Blogger Sandy Cryder shares her adventures with her very first flock of chickens.
The four Buff Orpington hens in my first flock were beautiful! Large bodied; warm, golden, buff colored feathers; heavy, feathered breasts; full, downy Fluffs; Red wattles and single combs. They lay large, brown eggs starting between 5-7 months of age. Buffs are winter hardy and are raised for both meat and eggs. I chose this breed because I wanted winter-hardy layers who would be good-tempered, docile pets.
When I read the description of Buff Orpingtons I immediately thought “here’s my first choice breed!” And they lived up to all the good qualities described. I was able to train them to eat from my hand, they were fairly easy to handle, and they laid year-round, except… when they went broody! I missed or overlooked this section of the breed description: they make excellent brooders and mothers.

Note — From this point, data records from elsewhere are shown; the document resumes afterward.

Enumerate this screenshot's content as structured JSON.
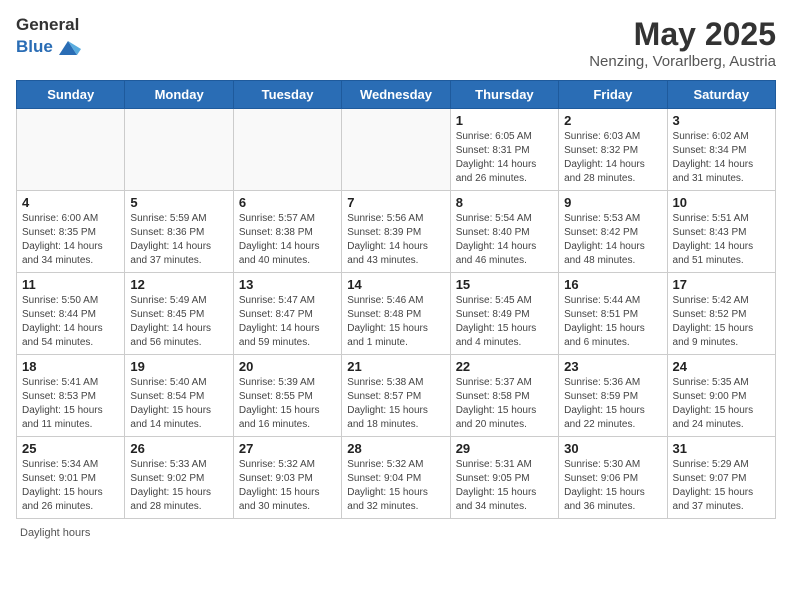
{
  "header": {
    "logo_general": "General",
    "logo_blue": "Blue",
    "month_title": "May 2025",
    "subtitle": "Nenzing, Vorarlberg, Austria"
  },
  "days_of_week": [
    "Sunday",
    "Monday",
    "Tuesday",
    "Wednesday",
    "Thursday",
    "Friday",
    "Saturday"
  ],
  "weeks": [
    [
      {
        "day": "",
        "info": ""
      },
      {
        "day": "",
        "info": ""
      },
      {
        "day": "",
        "info": ""
      },
      {
        "day": "",
        "info": ""
      },
      {
        "day": "1",
        "info": "Sunrise: 6:05 AM\nSunset: 8:31 PM\nDaylight: 14 hours\nand 26 minutes."
      },
      {
        "day": "2",
        "info": "Sunrise: 6:03 AM\nSunset: 8:32 PM\nDaylight: 14 hours\nand 28 minutes."
      },
      {
        "day": "3",
        "info": "Sunrise: 6:02 AM\nSunset: 8:34 PM\nDaylight: 14 hours\nand 31 minutes."
      }
    ],
    [
      {
        "day": "4",
        "info": "Sunrise: 6:00 AM\nSunset: 8:35 PM\nDaylight: 14 hours\nand 34 minutes."
      },
      {
        "day": "5",
        "info": "Sunrise: 5:59 AM\nSunset: 8:36 PM\nDaylight: 14 hours\nand 37 minutes."
      },
      {
        "day": "6",
        "info": "Sunrise: 5:57 AM\nSunset: 8:38 PM\nDaylight: 14 hours\nand 40 minutes."
      },
      {
        "day": "7",
        "info": "Sunrise: 5:56 AM\nSunset: 8:39 PM\nDaylight: 14 hours\nand 43 minutes."
      },
      {
        "day": "8",
        "info": "Sunrise: 5:54 AM\nSunset: 8:40 PM\nDaylight: 14 hours\nand 46 minutes."
      },
      {
        "day": "9",
        "info": "Sunrise: 5:53 AM\nSunset: 8:42 PM\nDaylight: 14 hours\nand 48 minutes."
      },
      {
        "day": "10",
        "info": "Sunrise: 5:51 AM\nSunset: 8:43 PM\nDaylight: 14 hours\nand 51 minutes."
      }
    ],
    [
      {
        "day": "11",
        "info": "Sunrise: 5:50 AM\nSunset: 8:44 PM\nDaylight: 14 hours\nand 54 minutes."
      },
      {
        "day": "12",
        "info": "Sunrise: 5:49 AM\nSunset: 8:45 PM\nDaylight: 14 hours\nand 56 minutes."
      },
      {
        "day": "13",
        "info": "Sunrise: 5:47 AM\nSunset: 8:47 PM\nDaylight: 14 hours\nand 59 minutes."
      },
      {
        "day": "14",
        "info": "Sunrise: 5:46 AM\nSunset: 8:48 PM\nDaylight: 15 hours\nand 1 minute."
      },
      {
        "day": "15",
        "info": "Sunrise: 5:45 AM\nSunset: 8:49 PM\nDaylight: 15 hours\nand 4 minutes."
      },
      {
        "day": "16",
        "info": "Sunrise: 5:44 AM\nSunset: 8:51 PM\nDaylight: 15 hours\nand 6 minutes."
      },
      {
        "day": "17",
        "info": "Sunrise: 5:42 AM\nSunset: 8:52 PM\nDaylight: 15 hours\nand 9 minutes."
      }
    ],
    [
      {
        "day": "18",
        "info": "Sunrise: 5:41 AM\nSunset: 8:53 PM\nDaylight: 15 hours\nand 11 minutes."
      },
      {
        "day": "19",
        "info": "Sunrise: 5:40 AM\nSunset: 8:54 PM\nDaylight: 15 hours\nand 14 minutes."
      },
      {
        "day": "20",
        "info": "Sunrise: 5:39 AM\nSunset: 8:55 PM\nDaylight: 15 hours\nand 16 minutes."
      },
      {
        "day": "21",
        "info": "Sunrise: 5:38 AM\nSunset: 8:57 PM\nDaylight: 15 hours\nand 18 minutes."
      },
      {
        "day": "22",
        "info": "Sunrise: 5:37 AM\nSunset: 8:58 PM\nDaylight: 15 hours\nand 20 minutes."
      },
      {
        "day": "23",
        "info": "Sunrise: 5:36 AM\nSunset: 8:59 PM\nDaylight: 15 hours\nand 22 minutes."
      },
      {
        "day": "24",
        "info": "Sunrise: 5:35 AM\nSunset: 9:00 PM\nDaylight: 15 hours\nand 24 minutes."
      }
    ],
    [
      {
        "day": "25",
        "info": "Sunrise: 5:34 AM\nSunset: 9:01 PM\nDaylight: 15 hours\nand 26 minutes."
      },
      {
        "day": "26",
        "info": "Sunrise: 5:33 AM\nSunset: 9:02 PM\nDaylight: 15 hours\nand 28 minutes."
      },
      {
        "day": "27",
        "info": "Sunrise: 5:32 AM\nSunset: 9:03 PM\nDaylight: 15 hours\nand 30 minutes."
      },
      {
        "day": "28",
        "info": "Sunrise: 5:32 AM\nSunset: 9:04 PM\nDaylight: 15 hours\nand 32 minutes."
      },
      {
        "day": "29",
        "info": "Sunrise: 5:31 AM\nSunset: 9:05 PM\nDaylight: 15 hours\nand 34 minutes."
      },
      {
        "day": "30",
        "info": "Sunrise: 5:30 AM\nSunset: 9:06 PM\nDaylight: 15 hours\nand 36 minutes."
      },
      {
        "day": "31",
        "info": "Sunrise: 5:29 AM\nSunset: 9:07 PM\nDaylight: 15 hours\nand 37 minutes."
      }
    ]
  ],
  "footer": {
    "daylight_label": "Daylight hours"
  }
}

Here is what fellow blogger Claire Woods has to say about broodiness:
“A broody hen is a hen which wants their eggs to hatch. She will sit on top of her eggs (and others which she’s stolen) all day long in attempt to hatch them. Clearly, if there is no rooster involved then the eggs won’t be fertile and she can sit on top of the eggs for the rest of her life but they still won’t hatch! There is no exact science to exactly what makes a hen go broody- it’s a combination of their hormones, instinct and maturity”
And so, once the pullets grew up and began laying, they started to go broody on a regular basis. This cut down on egg production for a couple of reasons. First, because I had such a small flock, there was only one nesting box in our small coop and ‘Broody’ defended it, trying to keep others from using it. Second, with one hen out of production, we were down to three layers who, on average, were laying 4-5 eggs per week.
As time went by, their periods of broodiness became longer, and two were often broody at the same time. Researching methods to break broody hens filled my spare time! There are many suggested methods:
- Traditional farmers’ method: soak the hen in the rain barrel a couple of times a day. (I used a wash tub; this method did not work.)
- Remove eggs frequently throughout the day (No impact on broodiness)
- Put ice packs in the nest (No results)
- Close the coop and do not allow access (This resulted in the non-broody hens laying eggs in random spots around the yard.)
- Isolate the hen in a cage with no bedding (Like jail for chickens; this did not work.)
A couple of these techniques use chilling to lower the hen’s body temperature. However, research has shown that a broody hen’s body temperature is not significantly different from hens that are laying.
Help Broody Hens Stay Healthy
One of the significant impacts of brooding for long periods of time is that broody hens do not take care of their basic needs. They do not eat enough; they don’t exercise; and, most significantly for me, they don’t dust bathe.
The periods of broodiness in one of my Buffs extended from days to weeks, and soon her fluff looked like she had been sitting in a pile of dirt. When I carefully examined her, I was horrified to see little, tiny black specs all over her AND strange, hard white clusters around the base of her feathers. Internet research gave me the answer: the hen had both black mites and poultry lice.
Prevention is very important to avoid this terrible problem! Keep your coop clean and dry, set it up so that wild birds and rats don’t have access, and provide adequate dust bathing access to your hens.
Once the infestation has hit your birds, there are lots and lots of suggestions on the internet that profess to be the best method to end it. I tried them all:
- Dust them with diatomaceous earth (semi-effective)
- Bath them and blow them dry (The hens loved the blow drying but ultimately, this didn’t work)
- Dust them with powdered sulfur (brimstone) (My favorite method and the one that actually did work.)
Sandy Cryder is a Central Ohio transplant, happily living in Lauraville, a neighborhood in Northeast Baltimore, MD. A descendant of generations of farmers (including her paternal grandparents), Sandy takes great delight in keeping a flock of chickens in the backyard. When not tending to her chickens, she is busy shape note singing, learning Spanish, reading, writing, drawing and knitting. You can follow her through her website or Instagram.